» **TASK INSTRUCTIONS**
Skip the pictures and repeat each line of the data exactly.

*** EXERCISE DATA ***

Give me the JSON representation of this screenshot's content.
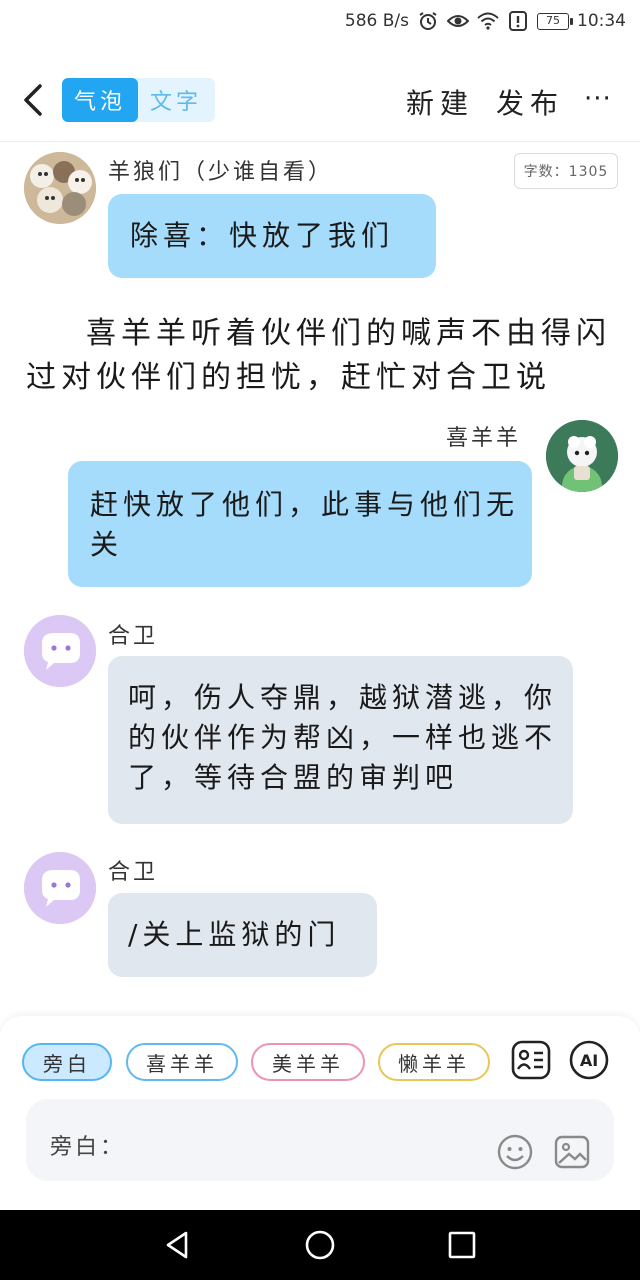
{
  "status_bar": {
    "speed": "586 B/s",
    "battery": "75",
    "time": "10:34"
  },
  "header": {
    "seg_bubble": "气泡",
    "seg_text": "文字",
    "new_label": "新建",
    "publish_label": "发布",
    "more_label": "···"
  },
  "chat": {
    "counter": "字数：1305",
    "messages": [
      {
        "speaker": "羊狼们（少谁自看）",
        "text": "除喜：快放了我们"
      },
      {
        "speaker": "喜羊羊",
        "text": "赶快放了他们，此事与他们无关"
      },
      {
        "speaker": "合卫",
        "text": "呵，伤人夺鼎，越狱潜逃，你的伙伴作为帮凶，一样也逃不了，等待合盟的审判吧"
      },
      {
        "speaker": "合卫",
        "text": "/关上监狱的门"
      }
    ],
    "narration": "喜羊羊听着伙伴们的喊声不由得闪过对伙伴们的担忧，赶忙对合卫说"
  },
  "composer": {
    "roles": [
      "旁白",
      "喜羊羊",
      "美羊羊",
      "懒羊羊"
    ],
    "ai_label": "AI",
    "input_label": "旁白："
  },
  "colors": {
    "accent": "#23a6f2",
    "bubble_blue": "#a6dcfb",
    "bubble_gray": "#e1e7ef"
  }
}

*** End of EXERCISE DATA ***

» **OUTPUT OF THE TASK**
Give me the JSON representation of this screenshot's content.
{
  "status_bar": {
    "speed": "586 B/s",
    "battery": "75",
    "time": "10:34"
  },
  "header": {
    "seg_bubble": "气泡",
    "seg_text": "文字",
    "new_label": "新建",
    "publish_label": "发布",
    "more_label": "···"
  },
  "chat": {
    "counter": "字数：1305",
    "messages": [
      {
        "speaker": "羊狼们（少谁自看）",
        "text": "除喜：快放了我们"
      },
      {
        "speaker": "喜羊羊",
        "text": "赶快放了他们，此事与他们无关"
      },
      {
        "speaker": "合卫",
        "text": "呵，伤人夺鼎，越狱潜逃，你的伙伴作为帮凶，一样也逃不了，等待合盟的审判吧"
      },
      {
        "speaker": "合卫",
        "text": "/关上监狱的门"
      }
    ],
    "narration": "喜羊羊听着伙伴们的喊声不由得闪过对伙伴们的担忧，赶忙对合卫说"
  },
  "composer": {
    "roles": [
      "旁白",
      "喜羊羊",
      "美羊羊",
      "懒羊羊"
    ],
    "ai_label": "AI",
    "input_label": "旁白："
  },
  "colors": {
    "accent": "#23a6f2",
    "bubble_blue": "#a6dcfb",
    "bubble_gray": "#e1e7ef"
  }
}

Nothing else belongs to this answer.